After infection, some people experience persistent symptomatic COVID-19 or new chronic health conditions, which is referred to as post-COVID conditions and/or long-COVID. In addition, COVID-19 can exacerbate existing chronic diseases. Nearly four million people are out of work or working reduced hours due to long COVID, representing up to $230 billion in lost wages, according to The Brookings Institution.
Although it is too soon to fully know the impacts of long COVID on communities, what is known is that—prior to the emergence of COVID-19—particularly Black people and Hispanic people, were already experiencing disproportionately higher rates of chronic illnesses.
Another major issue challenging communities are fewer vaccination and testing sites, following the reduction in federal funding when emergency COVID funds were discontinued.
Many community-based organizations face new barriers in finding local and state partners to assist them in offering free vaccinations throughout their communities to “meet people where they are.”

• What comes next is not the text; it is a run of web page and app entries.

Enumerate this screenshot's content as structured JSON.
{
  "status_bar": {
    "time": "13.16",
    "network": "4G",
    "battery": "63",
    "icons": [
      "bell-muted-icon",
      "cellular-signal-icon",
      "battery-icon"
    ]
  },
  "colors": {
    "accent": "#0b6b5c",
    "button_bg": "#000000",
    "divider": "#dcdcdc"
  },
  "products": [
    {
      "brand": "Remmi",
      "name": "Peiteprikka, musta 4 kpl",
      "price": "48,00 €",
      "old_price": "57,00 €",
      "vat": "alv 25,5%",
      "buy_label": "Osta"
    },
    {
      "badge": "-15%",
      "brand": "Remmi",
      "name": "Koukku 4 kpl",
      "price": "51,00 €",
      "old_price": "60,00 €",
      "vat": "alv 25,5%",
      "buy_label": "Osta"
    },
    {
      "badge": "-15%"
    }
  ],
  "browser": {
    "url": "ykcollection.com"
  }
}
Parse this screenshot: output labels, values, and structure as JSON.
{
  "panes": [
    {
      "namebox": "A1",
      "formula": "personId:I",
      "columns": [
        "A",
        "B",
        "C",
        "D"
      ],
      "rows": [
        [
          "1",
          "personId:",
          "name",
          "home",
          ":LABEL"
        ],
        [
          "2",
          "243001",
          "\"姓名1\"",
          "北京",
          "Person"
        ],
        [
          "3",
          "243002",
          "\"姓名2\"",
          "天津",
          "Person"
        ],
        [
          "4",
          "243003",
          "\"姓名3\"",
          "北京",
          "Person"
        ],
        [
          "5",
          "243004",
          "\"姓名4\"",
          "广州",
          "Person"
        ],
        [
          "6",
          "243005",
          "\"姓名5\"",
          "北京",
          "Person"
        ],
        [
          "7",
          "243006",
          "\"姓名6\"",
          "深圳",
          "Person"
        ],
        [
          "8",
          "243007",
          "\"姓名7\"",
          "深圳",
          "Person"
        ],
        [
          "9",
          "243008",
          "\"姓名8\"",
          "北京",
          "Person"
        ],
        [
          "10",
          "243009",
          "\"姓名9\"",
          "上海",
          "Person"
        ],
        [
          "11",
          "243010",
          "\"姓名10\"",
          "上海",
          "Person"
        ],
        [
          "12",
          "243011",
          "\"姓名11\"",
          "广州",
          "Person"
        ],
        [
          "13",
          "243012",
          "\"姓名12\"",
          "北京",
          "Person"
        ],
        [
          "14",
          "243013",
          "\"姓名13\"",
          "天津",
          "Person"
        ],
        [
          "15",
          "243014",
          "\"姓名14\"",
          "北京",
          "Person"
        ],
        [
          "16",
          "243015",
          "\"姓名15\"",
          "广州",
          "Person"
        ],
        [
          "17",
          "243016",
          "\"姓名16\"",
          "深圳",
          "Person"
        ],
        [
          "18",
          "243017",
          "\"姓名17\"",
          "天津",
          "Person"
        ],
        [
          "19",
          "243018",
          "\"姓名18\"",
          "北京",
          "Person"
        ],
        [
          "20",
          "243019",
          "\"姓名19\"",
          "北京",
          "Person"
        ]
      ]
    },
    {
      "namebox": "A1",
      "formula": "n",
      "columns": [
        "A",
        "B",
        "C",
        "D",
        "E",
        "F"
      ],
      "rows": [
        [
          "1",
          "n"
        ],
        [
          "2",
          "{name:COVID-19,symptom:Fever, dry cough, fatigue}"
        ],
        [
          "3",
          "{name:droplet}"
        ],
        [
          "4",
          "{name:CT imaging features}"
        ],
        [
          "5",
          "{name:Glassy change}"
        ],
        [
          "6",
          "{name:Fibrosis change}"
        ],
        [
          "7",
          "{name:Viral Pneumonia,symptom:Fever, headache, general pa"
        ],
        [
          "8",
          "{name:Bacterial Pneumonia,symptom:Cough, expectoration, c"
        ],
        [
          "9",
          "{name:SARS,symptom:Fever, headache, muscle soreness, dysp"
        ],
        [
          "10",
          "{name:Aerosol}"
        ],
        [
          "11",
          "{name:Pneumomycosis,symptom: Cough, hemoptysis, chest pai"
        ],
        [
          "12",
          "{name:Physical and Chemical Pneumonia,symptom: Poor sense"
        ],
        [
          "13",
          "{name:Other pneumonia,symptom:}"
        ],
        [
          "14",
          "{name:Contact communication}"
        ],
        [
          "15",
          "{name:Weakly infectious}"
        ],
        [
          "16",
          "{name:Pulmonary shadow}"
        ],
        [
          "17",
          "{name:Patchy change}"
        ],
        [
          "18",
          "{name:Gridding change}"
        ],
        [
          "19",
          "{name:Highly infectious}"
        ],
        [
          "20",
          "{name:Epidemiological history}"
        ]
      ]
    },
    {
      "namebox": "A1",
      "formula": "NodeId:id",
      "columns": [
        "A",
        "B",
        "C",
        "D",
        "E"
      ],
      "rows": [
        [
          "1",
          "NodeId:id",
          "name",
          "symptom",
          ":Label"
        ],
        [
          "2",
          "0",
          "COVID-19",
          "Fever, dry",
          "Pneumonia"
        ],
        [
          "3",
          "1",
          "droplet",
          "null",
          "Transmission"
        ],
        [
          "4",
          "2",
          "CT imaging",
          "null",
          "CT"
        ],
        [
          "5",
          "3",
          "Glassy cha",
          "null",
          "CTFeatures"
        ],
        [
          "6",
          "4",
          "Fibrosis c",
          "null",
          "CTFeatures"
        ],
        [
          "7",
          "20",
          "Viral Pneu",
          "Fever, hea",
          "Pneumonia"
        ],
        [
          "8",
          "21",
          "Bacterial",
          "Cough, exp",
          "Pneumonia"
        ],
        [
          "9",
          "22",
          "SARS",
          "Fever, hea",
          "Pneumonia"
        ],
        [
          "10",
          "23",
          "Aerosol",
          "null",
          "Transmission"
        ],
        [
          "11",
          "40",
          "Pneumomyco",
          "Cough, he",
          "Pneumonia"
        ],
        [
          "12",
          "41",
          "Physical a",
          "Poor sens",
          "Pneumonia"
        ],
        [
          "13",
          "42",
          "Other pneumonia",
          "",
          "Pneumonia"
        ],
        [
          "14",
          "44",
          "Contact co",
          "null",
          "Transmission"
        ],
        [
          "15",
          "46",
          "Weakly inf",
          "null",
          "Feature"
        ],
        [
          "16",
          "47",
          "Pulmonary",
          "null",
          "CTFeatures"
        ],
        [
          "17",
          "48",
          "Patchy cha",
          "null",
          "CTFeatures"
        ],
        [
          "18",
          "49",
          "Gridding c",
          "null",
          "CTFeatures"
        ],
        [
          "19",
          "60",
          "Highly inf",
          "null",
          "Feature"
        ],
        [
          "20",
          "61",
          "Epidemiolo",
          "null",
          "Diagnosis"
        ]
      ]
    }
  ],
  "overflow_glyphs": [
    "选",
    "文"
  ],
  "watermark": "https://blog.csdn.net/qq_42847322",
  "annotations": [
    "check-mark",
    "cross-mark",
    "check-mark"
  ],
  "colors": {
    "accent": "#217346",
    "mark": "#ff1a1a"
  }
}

Community Catalyst continues to partner with communities and local health providers through public health initiatives, including prevention efforts to address vaccine hesitancy and uptake in systemically excluded communities, to ensure that COVID-19 care is accessible and equitable. Our work helps to influence how COVID-19 policies serve communities and respond to people’s needs, which is an essential part of our commitment to a health system that anchors race equity and health justice.
The COVID-19 pandemic exposed the shortcomings of the nation’s health system, in particular the uneven and unjust access to health coverage faced by Asian, Black, Indigenous, Latinx, Pacific Islander, and additional systemically excluded communities, including people with low incomes. It also revealed ways the health system generates profits and reinforces forms of oppression including white supremacy, ableism, and patriarchy. Even as vaccines and treatments for COVID-19 have become available to reduce the likelihood of severe disease, hospitalization, and death, access to them has been unequal, aggravating existing disparities for those most hurt by our health system today.